[Collection entries]
—————
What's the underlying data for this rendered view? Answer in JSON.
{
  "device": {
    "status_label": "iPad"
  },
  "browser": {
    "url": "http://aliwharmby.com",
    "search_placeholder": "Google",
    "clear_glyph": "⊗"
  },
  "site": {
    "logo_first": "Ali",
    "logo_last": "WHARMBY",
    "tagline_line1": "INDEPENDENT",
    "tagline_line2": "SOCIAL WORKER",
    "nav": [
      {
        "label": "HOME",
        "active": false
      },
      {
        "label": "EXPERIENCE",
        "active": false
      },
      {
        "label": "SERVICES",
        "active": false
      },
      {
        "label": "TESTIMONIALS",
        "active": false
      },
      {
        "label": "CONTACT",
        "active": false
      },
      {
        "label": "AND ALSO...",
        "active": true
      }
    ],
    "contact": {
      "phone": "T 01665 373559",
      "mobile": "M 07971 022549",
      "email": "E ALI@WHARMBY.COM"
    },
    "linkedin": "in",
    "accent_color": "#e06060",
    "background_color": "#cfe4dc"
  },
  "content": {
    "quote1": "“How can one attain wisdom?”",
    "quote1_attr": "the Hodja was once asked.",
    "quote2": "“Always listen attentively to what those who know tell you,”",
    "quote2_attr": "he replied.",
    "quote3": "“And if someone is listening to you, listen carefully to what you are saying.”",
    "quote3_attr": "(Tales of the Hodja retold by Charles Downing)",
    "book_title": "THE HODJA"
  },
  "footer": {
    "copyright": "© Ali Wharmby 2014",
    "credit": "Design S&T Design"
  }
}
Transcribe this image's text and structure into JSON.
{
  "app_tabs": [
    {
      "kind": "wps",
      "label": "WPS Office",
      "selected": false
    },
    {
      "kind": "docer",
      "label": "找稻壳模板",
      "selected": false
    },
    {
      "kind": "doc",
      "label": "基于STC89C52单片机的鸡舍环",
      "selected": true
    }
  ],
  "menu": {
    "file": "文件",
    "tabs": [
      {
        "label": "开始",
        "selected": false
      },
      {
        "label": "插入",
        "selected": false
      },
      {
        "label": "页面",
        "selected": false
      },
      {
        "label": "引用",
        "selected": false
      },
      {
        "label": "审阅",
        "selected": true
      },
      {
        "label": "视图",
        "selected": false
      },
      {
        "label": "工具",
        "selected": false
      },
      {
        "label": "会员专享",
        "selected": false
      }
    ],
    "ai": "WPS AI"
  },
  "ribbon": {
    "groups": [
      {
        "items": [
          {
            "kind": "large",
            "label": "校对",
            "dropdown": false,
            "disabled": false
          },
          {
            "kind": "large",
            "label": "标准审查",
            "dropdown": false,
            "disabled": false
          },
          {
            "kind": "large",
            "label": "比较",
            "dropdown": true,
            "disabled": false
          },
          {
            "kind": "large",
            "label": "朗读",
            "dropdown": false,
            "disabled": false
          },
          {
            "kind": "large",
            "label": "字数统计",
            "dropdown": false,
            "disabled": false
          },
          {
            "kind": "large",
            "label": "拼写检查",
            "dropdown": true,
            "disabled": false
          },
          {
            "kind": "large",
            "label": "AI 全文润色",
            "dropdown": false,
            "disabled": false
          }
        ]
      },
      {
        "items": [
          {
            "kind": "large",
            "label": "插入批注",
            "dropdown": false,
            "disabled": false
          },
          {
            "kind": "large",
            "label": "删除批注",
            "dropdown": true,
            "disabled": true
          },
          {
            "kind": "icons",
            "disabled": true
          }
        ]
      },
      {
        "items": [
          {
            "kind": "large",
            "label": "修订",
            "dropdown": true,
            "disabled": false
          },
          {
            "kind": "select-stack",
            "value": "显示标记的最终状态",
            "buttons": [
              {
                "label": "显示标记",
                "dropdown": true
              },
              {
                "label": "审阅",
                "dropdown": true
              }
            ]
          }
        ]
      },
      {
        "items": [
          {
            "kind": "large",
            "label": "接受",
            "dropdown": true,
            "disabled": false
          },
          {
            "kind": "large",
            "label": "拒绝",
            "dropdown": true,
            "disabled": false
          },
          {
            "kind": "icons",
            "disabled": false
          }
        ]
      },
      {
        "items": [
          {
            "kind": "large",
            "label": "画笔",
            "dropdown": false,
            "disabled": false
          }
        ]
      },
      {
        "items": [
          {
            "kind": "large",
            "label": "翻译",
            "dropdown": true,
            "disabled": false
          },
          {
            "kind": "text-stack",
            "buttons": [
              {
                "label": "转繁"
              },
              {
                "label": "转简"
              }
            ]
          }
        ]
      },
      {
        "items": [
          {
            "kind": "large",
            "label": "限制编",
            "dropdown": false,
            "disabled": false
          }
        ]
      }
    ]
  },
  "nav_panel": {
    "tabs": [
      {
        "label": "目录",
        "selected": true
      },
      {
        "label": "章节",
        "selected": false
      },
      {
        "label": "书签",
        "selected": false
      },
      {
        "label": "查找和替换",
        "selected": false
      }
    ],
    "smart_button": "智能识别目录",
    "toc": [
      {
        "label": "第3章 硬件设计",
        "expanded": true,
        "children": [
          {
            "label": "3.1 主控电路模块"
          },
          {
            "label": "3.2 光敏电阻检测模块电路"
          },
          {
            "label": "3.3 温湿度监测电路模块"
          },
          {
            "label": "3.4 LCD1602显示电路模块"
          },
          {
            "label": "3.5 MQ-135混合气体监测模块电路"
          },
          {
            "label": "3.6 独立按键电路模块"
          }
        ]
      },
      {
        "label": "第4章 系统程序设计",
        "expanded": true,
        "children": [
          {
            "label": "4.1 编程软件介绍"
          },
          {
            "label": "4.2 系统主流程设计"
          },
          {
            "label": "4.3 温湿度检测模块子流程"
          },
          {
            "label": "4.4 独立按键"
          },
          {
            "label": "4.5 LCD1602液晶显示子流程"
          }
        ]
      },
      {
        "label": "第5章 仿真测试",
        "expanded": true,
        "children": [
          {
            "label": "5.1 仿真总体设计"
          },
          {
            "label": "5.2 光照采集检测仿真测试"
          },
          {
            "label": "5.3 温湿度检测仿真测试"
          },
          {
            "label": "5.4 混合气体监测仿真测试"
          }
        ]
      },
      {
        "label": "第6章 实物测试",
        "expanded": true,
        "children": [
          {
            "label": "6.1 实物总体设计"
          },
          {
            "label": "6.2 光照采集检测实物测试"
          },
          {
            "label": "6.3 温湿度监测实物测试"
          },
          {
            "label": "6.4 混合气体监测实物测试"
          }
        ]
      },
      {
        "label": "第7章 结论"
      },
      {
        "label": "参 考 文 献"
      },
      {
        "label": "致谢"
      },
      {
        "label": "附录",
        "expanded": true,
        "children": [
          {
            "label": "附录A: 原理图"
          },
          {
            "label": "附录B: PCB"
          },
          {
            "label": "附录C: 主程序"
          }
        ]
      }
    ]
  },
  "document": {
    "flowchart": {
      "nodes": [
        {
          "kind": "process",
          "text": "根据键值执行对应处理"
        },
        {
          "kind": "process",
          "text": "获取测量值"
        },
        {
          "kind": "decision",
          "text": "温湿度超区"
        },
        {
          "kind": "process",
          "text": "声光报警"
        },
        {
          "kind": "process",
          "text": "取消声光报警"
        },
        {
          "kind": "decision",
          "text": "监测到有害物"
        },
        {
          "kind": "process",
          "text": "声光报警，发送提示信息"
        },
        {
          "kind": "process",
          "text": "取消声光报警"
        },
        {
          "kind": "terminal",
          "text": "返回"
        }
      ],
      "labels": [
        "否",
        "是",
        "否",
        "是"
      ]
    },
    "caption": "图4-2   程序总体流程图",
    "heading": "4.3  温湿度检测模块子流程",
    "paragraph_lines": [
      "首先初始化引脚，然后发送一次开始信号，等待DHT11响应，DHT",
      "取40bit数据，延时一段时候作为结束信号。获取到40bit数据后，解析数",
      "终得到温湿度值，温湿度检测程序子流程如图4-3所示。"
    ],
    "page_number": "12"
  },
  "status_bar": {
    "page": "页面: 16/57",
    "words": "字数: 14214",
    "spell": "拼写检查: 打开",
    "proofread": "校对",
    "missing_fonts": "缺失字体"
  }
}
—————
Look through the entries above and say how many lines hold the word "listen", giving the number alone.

### Task output
2